Update: On August 22nd the CDC reported that the number of West Nile virus infections has risen to 1,118 cases and 41 deaths since the beginning of 2012.
This year is shaping up to be the worst on record for U.S. infections with mosquito-borne West Nile virus, according to the Centers for Disease Control and Prevention. More than 80 percent of the 693 infections reported have been in six states: California, Louisiana, Mississippi, Oklahoma, South Dakota, and Texas. Texas is home to nearly half of the cases and 14 of the 26 deaths attributed to the West Nile virus.

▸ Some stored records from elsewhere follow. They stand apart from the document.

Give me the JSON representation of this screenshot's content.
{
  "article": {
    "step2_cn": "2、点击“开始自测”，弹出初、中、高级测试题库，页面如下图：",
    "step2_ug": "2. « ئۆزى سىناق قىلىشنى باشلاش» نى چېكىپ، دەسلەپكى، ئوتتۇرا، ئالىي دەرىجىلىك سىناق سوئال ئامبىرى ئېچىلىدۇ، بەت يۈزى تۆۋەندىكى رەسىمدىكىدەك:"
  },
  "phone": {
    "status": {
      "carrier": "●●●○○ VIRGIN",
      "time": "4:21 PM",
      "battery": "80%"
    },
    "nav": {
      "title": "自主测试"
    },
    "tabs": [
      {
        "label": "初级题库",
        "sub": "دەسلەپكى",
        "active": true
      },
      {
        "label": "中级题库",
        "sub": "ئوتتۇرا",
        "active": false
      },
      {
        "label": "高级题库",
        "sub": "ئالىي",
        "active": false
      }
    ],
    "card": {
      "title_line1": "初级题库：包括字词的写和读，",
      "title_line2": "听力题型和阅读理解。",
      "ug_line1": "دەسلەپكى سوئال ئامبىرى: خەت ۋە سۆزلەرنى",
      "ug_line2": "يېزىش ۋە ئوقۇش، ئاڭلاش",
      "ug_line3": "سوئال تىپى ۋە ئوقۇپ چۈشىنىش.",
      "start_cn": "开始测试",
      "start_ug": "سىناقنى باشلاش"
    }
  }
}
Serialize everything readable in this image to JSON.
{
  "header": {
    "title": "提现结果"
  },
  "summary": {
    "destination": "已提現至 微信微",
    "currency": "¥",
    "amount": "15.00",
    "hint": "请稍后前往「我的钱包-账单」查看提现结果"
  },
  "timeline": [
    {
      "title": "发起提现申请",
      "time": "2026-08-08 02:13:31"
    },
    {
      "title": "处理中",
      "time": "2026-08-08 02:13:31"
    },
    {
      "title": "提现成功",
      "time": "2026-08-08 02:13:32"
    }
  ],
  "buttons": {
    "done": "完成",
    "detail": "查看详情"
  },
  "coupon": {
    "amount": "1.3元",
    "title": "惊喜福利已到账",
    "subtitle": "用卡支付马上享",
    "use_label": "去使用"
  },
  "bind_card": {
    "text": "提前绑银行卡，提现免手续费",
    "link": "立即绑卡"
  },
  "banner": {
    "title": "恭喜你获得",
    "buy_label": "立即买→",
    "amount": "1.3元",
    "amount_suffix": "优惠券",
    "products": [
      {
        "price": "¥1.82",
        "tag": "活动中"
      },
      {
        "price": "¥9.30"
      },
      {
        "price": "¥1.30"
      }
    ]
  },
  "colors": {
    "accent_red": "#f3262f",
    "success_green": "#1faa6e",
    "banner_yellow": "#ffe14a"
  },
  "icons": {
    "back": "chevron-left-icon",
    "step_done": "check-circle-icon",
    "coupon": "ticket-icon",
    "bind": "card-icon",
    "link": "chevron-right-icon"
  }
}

Nationally, 406 of the West Nile cases were classified as severe enough to affect the nervous system. Such serious symptoms can include high fever, headache, neck stiffness, stupor, disorientation, coma, tremors, convulsions, muscle weakness, vision loss, numbness and paralysis, said the CDC. These symptoms may last several weeks, and neurological effects may be permanent. The other 287 cases around the nation involved milder symptoms, including fever, headache, and body aches, nausea, vomiting, and sometimes swollen lymph glands or a skin rash on the chest, stomach and back. Symptoms can last for as short as a few days, the CDC said, though even healthy people have become sick for several weeks.
People over 50 years of age and those with certain medical conditions, such as cancer, diabetes, hypertension, kidney disease, and organ transplants, are at greater risk for serious illness.
Bottom line. The best way to avoid West Nile virus is by preventing mosquito bites. Get rid of mosquito breeding sites where you live by emptying standing water from flower pots and buckets. Make sure you have good screens on your windows and doors to keep mosquitoes out. And if you go outdoors at dusk and dawn, when many mosquitoes are most active, use insect repellent and wear long sleeves and pants. Check our Insect repellent Ratings and read our report on how to deal with Mother Nature's rashes and bites.
2012 West Nile virus update: as of August 14 (Centers for Disease Control and Prevention)